**Description of the task:**
Return each entry word for word and skip its pictures.

**Material shown:**
━━━━
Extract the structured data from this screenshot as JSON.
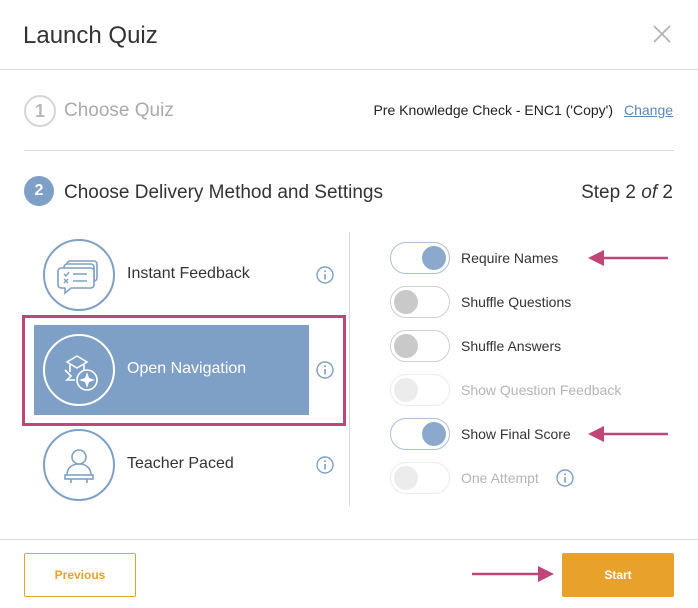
{
  "modal": {
    "title": "Launch Quiz"
  },
  "step1": {
    "number": "1",
    "label": "Choose Quiz",
    "quiz_name": "Pre Knowledge Check - ENC1 ('Copy')",
    "change_label": "Change"
  },
  "step2": {
    "number": "2",
    "label": "Choose Delivery Method and Settings",
    "step_prefix": "Step 2 ",
    "step_of": "of",
    "step_suffix": " 2"
  },
  "methods": [
    {
      "label": "Instant Feedback",
      "icon": "instant-feedback-icon",
      "selected": false
    },
    {
      "label": "Open Navigation",
      "icon": "open-navigation-icon",
      "selected": true
    },
    {
      "label": "Teacher Paced",
      "icon": "teacher-paced-icon",
      "selected": false
    }
  ],
  "settings": [
    {
      "label": "Require Names",
      "state": "on"
    },
    {
      "label": "Shuffle Questions",
      "state": "off"
    },
    {
      "label": "Shuffle Answers",
      "state": "off"
    },
    {
      "label": "Show Question Feedback",
      "state": "disabled"
    },
    {
      "label": "Show Final Score",
      "state": "on"
    },
    {
      "label": "One Attempt",
      "state": "disabled"
    }
  ],
  "footer": {
    "previous_label": "Previous",
    "start_label": "Start"
  },
  "colors": {
    "accent_blue": "#7fa0c6",
    "toggle_on": "#8ba9cd",
    "button_orange": "#e8a22c",
    "annotation_pink": "#c0467a"
  }
}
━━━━
**Your solution:**
Extract the structured data from this screenshot as JSON.
{
  "modal": {
    "title": "Launch Quiz"
  },
  "step1": {
    "number": "1",
    "label": "Choose Quiz",
    "quiz_name": "Pre Knowledge Check - ENC1 ('Copy')",
    "change_label": "Change"
  },
  "step2": {
    "number": "2",
    "label": "Choose Delivery Method and Settings",
    "step_prefix": "Step 2 ",
    "step_of": "of",
    "step_suffix": " 2"
  },
  "methods": [
    {
      "label": "Instant Feedback",
      "icon": "instant-feedback-icon",
      "selected": false
    },
    {
      "label": "Open Navigation",
      "icon": "open-navigation-icon",
      "selected": true
    },
    {
      "label": "Teacher Paced",
      "icon": "teacher-paced-icon",
      "selected": false
    }
  ],
  "settings": [
    {
      "label": "Require Names",
      "state": "on"
    },
    {
      "label": "Shuffle Questions",
      "state": "off"
    },
    {
      "label": "Shuffle Answers",
      "state": "off"
    },
    {
      "label": "Show Question Feedback",
      "state": "disabled"
    },
    {
      "label": "Show Final Score",
      "state": "on"
    },
    {
      "label": "One Attempt",
      "state": "disabled"
    }
  ],
  "footer": {
    "previous_label": "Previous",
    "start_label": "Start"
  },
  "colors": {
    "accent_blue": "#7fa0c6",
    "toggle_on": "#8ba9cd",
    "button_orange": "#e8a22c",
    "annotation_pink": "#c0467a"
  }
}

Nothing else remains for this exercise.